### Exercise goal
Records follow. Select each line holding "this".

◇ ◇ ◇ ◇ ◇ ◇ ◇

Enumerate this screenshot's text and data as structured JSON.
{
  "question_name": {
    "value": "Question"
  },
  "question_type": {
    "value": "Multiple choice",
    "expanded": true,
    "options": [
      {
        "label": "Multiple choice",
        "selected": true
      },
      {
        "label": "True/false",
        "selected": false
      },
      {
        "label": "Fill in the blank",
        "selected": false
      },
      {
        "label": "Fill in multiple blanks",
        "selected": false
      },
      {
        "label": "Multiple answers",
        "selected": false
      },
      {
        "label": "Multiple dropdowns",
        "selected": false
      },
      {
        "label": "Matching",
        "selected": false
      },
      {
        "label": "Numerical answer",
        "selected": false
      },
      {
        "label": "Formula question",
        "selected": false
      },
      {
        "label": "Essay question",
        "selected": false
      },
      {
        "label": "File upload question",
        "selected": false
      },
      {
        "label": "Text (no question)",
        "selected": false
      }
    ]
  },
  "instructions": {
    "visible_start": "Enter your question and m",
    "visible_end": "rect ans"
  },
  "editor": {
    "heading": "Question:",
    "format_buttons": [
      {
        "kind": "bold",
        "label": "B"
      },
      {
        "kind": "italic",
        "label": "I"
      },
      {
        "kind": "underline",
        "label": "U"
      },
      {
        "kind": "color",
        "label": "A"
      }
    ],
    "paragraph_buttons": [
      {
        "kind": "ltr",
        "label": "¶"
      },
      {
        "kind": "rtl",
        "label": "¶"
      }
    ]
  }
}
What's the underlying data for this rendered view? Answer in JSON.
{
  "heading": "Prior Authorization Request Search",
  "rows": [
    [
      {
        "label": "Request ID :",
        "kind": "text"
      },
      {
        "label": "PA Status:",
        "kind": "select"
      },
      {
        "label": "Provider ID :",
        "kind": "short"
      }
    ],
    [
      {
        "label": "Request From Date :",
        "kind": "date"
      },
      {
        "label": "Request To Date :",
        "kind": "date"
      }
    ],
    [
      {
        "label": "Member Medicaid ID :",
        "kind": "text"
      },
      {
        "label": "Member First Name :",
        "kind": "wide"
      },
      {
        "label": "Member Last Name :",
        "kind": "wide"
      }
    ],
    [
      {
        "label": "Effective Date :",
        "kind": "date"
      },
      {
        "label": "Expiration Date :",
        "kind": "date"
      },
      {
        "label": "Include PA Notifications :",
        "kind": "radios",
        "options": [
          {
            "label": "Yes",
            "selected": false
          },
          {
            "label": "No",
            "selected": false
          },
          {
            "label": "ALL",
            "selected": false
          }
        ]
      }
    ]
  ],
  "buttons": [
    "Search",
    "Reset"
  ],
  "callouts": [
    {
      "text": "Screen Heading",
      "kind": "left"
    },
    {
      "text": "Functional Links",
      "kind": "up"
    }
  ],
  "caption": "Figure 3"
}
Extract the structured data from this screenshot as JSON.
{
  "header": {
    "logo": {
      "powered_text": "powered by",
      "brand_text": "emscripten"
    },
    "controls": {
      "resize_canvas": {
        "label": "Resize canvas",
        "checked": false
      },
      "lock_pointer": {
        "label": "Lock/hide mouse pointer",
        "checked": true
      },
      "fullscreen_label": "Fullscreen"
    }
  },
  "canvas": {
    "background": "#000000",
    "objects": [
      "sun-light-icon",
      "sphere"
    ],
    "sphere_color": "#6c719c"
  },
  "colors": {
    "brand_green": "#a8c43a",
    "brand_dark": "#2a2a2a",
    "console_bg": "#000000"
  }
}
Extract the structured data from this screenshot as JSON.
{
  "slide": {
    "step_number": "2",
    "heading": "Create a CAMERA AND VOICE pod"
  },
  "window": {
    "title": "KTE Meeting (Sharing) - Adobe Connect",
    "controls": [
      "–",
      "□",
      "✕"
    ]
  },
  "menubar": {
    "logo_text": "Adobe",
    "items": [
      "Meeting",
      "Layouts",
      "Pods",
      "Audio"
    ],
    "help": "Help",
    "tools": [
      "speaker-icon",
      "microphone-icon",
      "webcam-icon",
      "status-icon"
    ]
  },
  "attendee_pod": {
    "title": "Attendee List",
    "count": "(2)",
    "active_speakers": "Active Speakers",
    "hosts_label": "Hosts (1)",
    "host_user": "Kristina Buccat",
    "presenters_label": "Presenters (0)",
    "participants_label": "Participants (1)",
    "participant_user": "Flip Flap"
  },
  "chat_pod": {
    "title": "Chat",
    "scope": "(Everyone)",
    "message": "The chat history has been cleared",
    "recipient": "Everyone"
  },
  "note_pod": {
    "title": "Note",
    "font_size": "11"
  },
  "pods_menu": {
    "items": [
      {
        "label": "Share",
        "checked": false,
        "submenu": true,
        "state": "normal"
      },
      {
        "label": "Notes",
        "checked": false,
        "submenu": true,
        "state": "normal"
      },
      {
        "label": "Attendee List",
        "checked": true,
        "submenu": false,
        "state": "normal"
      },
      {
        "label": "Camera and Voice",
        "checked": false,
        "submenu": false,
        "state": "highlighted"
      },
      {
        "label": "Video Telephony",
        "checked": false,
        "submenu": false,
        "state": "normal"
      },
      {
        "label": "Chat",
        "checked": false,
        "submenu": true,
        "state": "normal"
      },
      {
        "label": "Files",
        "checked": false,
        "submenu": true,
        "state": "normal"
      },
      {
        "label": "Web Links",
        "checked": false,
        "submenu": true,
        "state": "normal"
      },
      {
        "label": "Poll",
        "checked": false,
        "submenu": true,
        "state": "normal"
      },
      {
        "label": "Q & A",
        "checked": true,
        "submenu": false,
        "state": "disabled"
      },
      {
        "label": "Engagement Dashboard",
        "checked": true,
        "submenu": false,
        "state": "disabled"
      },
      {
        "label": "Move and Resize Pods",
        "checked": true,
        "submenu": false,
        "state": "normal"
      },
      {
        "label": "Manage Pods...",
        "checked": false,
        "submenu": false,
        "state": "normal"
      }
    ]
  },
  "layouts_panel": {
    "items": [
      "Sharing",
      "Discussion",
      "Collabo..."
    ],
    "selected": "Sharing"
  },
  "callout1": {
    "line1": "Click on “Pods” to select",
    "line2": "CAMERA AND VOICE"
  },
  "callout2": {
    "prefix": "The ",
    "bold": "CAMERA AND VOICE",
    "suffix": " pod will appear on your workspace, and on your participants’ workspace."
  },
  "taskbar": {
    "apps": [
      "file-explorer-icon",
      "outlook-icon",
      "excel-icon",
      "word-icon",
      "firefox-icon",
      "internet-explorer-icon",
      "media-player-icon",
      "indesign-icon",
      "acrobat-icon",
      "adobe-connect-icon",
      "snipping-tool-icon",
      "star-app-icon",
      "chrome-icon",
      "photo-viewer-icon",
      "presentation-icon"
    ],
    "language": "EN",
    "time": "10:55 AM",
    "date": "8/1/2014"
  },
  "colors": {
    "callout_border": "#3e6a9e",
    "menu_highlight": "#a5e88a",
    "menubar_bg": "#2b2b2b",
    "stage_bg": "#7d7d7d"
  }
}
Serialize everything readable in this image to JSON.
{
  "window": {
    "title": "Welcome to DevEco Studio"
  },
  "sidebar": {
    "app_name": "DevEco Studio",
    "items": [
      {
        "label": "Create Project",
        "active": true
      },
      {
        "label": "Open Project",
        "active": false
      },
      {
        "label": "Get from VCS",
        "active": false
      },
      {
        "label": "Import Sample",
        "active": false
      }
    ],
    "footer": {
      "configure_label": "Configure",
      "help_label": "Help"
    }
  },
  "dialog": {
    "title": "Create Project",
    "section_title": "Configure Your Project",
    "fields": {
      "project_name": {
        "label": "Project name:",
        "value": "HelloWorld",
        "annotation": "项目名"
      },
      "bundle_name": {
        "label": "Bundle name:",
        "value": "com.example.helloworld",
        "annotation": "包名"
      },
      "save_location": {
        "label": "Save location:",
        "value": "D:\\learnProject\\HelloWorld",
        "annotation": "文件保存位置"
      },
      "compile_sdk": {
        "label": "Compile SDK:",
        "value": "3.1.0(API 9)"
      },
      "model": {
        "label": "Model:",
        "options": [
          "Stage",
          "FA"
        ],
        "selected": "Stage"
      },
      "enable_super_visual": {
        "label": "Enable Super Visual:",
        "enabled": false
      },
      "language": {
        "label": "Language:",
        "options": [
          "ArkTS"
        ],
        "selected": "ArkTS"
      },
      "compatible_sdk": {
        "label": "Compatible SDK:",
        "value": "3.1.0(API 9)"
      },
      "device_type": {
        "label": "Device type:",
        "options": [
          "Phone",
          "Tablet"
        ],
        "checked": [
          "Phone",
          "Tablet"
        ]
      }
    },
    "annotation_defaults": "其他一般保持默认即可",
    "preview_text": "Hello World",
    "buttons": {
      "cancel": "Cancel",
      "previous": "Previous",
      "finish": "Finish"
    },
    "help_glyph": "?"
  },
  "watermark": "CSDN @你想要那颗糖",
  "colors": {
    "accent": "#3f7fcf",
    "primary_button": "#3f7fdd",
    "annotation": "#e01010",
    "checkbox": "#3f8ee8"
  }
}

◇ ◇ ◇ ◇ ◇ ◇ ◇

### Task result
Enumerate this screenshot's text and data as structured JSON.
What's the underlying data for this rendered view? Answer in JSON.
Extract the structured data from this screenshot as JSON.
Extract the structured data from this screenshot as JSON.
Serialize everything readable in this image to JSON.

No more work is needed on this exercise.